"The worst has happened to me and my family. We have the ability to help others," said DiMarco.
One way they are trying to help others is happening inside the U.S. Attorney's office in Cleveland. More prosecutors have been deployed to fight the opioid crisis in the courtroom, they're focused on putting drug dealers away.
"It's a response from the justice department and the administration to what is a historic crisis," said U.S. Attorney for the Northern District of Ohio, Justin Herdman.
But, there is a new threat. Drug Enforcement Agents have seen a spike in the mixture of cocaine and fentanyl on the streets in Cuyahoga County and it is proving deadly.
"This is an emergency. We're talking about people using cocaine who don't know it has fentanyl in it," said Herdman. "It's killing them by the hundreds, " he said.
The number of deadly heroin and fentanyl overdoses are down. But, the number of cocaine-related overdoses has skyrocketed. In 2015, 115 deadly overdoses, in 2016, the number more than doubled to 260, 290 in 2017 and if 2018 continues at its current pace, the Cuyahoga County Medical Examiner's Office projects that number to be 384.

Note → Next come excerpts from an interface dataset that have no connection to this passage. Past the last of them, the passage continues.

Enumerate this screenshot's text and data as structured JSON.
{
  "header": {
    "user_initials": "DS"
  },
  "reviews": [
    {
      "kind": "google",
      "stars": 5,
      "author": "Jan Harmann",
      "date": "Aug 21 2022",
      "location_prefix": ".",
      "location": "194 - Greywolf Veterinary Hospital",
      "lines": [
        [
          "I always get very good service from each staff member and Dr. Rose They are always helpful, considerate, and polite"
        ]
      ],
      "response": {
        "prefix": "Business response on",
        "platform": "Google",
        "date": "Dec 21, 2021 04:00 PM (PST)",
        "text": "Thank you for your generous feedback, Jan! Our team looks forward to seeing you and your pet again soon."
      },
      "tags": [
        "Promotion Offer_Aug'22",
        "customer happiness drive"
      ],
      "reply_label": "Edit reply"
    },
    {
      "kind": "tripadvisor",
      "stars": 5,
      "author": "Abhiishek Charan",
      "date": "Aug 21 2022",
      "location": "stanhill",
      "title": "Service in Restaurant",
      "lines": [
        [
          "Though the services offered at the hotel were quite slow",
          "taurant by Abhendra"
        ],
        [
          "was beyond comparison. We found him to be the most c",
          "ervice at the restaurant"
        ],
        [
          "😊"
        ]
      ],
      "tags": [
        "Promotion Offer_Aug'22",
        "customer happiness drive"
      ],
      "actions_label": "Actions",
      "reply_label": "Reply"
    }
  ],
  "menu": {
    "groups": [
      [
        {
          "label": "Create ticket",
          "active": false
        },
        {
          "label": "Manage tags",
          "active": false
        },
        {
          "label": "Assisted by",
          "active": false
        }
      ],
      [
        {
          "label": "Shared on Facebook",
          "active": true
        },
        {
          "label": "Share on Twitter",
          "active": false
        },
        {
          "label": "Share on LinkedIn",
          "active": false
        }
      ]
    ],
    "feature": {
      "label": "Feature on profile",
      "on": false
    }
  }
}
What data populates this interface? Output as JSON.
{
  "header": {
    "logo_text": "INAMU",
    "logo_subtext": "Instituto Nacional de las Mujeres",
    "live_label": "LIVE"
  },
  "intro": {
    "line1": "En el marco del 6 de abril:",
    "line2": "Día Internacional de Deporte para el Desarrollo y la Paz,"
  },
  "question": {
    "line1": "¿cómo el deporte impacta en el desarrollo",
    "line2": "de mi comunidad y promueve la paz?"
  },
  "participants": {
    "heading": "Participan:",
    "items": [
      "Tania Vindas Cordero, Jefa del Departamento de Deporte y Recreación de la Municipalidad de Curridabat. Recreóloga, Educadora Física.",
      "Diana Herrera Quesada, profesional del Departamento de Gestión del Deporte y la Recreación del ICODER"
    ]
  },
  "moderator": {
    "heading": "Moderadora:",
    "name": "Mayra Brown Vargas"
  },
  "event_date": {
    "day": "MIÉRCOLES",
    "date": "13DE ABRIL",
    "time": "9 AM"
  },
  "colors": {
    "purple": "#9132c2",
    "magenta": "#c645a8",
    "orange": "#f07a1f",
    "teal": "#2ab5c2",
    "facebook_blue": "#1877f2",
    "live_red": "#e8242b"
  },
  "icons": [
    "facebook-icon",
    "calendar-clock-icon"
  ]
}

The U.S. Attorney's Office is developing a response plan to the problem of the spike in cocaine-related overdoses.